On 8 November 2016, the Attorney-General referred to the Parliamentary Joint Committee on Human Rights for inquiry and report, whether the operation of Part IIA of the Racial Discrimination Act 1975 (Cth) (including sections 18C and 18D) impose unreasonable restrictions on freedom of speech; and whether the complaints-handling procedures of the Australian Human Rights Commission should be reformed.
Liberty Victoria has made a submission to this Inquiry.
There are two fundamental reasons why Liberty is committed to the value of freedom of speech. First, we believe that freedom of speech is essential for the maintenance of democracy and effective participation in it. Citizens cannot participate effectively in democracy unless they have a reasonable understanding of political issues and problems. So, open debate about political and governmental affairs is essential.
Secondly, freedom of speech is crucial to the pursuit of truth. Society will more effectively ascertain accurate facts and valuable opinions in an atmosphere of free and uninhibited discussion, criticism and debate.

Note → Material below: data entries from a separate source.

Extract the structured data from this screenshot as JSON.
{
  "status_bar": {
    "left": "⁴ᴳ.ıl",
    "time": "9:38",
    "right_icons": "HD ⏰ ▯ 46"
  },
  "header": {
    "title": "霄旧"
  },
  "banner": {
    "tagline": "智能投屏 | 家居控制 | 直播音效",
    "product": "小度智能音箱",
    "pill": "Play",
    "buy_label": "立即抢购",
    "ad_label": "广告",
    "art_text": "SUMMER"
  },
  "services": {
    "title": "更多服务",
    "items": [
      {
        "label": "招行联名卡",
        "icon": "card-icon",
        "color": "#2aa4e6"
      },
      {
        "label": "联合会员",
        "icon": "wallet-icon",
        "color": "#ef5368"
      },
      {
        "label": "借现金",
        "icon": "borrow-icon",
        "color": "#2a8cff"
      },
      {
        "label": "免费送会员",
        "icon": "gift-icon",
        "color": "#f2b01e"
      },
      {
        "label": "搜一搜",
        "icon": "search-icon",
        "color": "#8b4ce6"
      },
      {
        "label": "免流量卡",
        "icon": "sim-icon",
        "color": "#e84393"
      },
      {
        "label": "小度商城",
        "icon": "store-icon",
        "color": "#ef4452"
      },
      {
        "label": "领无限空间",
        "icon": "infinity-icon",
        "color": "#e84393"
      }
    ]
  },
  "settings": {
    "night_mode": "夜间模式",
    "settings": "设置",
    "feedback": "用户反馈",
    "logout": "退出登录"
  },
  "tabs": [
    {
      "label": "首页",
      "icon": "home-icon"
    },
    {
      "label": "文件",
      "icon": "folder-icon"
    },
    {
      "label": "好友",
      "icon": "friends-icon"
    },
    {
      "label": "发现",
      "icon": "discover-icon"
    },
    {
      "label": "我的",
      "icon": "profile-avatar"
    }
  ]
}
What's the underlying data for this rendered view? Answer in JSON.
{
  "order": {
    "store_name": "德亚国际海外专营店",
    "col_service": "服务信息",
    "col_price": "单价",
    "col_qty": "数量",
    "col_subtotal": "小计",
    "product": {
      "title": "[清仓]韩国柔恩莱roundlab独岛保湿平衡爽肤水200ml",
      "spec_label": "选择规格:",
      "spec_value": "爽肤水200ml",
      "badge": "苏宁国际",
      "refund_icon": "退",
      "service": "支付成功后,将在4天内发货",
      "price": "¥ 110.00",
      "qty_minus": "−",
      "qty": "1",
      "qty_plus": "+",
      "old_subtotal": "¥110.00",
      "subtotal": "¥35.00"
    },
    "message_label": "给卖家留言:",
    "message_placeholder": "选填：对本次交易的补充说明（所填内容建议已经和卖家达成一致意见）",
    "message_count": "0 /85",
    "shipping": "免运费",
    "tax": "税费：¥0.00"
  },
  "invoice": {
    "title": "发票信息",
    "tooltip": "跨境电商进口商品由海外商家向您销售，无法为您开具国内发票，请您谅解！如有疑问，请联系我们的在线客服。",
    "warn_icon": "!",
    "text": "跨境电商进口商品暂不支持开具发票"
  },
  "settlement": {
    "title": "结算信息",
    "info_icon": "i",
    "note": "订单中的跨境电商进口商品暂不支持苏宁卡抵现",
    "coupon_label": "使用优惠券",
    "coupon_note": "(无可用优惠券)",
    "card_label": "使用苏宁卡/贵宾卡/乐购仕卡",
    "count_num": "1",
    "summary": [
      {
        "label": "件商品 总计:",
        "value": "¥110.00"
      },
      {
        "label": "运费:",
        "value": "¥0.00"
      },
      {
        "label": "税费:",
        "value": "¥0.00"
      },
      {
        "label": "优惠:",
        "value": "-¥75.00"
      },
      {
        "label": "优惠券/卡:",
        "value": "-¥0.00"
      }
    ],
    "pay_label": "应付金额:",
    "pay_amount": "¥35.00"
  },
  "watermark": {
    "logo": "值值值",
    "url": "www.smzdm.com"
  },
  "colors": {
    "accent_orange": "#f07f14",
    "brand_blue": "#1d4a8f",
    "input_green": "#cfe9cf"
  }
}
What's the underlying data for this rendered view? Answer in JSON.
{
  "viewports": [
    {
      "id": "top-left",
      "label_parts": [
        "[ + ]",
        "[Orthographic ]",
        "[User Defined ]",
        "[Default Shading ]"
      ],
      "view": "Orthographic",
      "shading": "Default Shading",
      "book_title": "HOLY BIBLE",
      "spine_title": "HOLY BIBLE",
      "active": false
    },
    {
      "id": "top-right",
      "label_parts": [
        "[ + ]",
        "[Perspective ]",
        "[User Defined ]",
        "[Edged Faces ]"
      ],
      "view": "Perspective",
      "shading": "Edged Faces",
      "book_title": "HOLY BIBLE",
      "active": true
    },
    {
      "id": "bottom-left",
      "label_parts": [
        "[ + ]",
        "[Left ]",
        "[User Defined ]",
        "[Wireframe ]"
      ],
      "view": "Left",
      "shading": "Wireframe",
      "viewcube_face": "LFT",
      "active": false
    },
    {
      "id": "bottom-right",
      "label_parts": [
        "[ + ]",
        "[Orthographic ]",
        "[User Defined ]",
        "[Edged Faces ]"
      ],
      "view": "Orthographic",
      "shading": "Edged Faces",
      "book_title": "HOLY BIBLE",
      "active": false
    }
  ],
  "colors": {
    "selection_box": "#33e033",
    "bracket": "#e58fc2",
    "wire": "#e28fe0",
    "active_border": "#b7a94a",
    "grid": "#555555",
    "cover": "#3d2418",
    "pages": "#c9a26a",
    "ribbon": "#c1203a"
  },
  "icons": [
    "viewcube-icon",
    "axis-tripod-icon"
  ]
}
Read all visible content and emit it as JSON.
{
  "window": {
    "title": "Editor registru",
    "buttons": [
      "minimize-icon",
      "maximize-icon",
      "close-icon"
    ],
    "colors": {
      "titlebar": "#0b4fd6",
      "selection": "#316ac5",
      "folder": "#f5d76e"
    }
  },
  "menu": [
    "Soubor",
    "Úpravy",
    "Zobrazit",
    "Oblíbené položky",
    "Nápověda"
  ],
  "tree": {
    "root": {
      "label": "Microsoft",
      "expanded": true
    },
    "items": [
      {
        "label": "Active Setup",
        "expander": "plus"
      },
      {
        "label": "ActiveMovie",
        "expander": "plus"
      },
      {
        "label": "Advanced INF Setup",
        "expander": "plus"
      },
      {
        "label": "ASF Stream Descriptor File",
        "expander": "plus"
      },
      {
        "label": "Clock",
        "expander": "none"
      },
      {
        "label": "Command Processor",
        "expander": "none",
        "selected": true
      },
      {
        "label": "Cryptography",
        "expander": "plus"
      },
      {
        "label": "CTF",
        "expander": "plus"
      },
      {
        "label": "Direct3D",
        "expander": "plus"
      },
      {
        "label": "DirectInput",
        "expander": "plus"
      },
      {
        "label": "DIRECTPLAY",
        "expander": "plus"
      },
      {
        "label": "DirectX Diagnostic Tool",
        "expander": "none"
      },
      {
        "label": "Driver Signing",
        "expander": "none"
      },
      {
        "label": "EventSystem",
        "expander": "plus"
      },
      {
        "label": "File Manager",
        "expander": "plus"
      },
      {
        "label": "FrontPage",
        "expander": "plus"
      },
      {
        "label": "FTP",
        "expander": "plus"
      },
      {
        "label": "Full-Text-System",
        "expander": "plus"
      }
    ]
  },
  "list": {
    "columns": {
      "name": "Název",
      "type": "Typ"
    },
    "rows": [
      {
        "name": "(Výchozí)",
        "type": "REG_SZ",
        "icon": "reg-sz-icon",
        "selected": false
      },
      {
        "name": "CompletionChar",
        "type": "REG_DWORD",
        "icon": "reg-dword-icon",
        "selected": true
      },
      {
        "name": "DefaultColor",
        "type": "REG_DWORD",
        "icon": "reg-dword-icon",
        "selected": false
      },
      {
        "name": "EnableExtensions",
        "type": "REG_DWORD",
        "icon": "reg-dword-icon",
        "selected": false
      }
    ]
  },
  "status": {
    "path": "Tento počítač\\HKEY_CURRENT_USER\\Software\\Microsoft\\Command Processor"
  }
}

It is also well accepted, however, that freedom of expression should, in certain circumstances, be limited. So, as the jurisprudence around freedom of speech has developed, a number of reasonable limits have been identified. Freedom of speech may be limited, for example, in the interests of national security, public order, for the proper enforcement of the law, public health and public morality.
Read our full submission below. Our recommendations are:
Parliamentary Joint Committee on Human Rights public hearing on 31 January 2017 - read the transcript of the appearance of Professor Spencer Zifcak, Past President, Victorian Council for Civil Liberties Inc.
You can read the final Inquiry Report released on 28 February 2017 here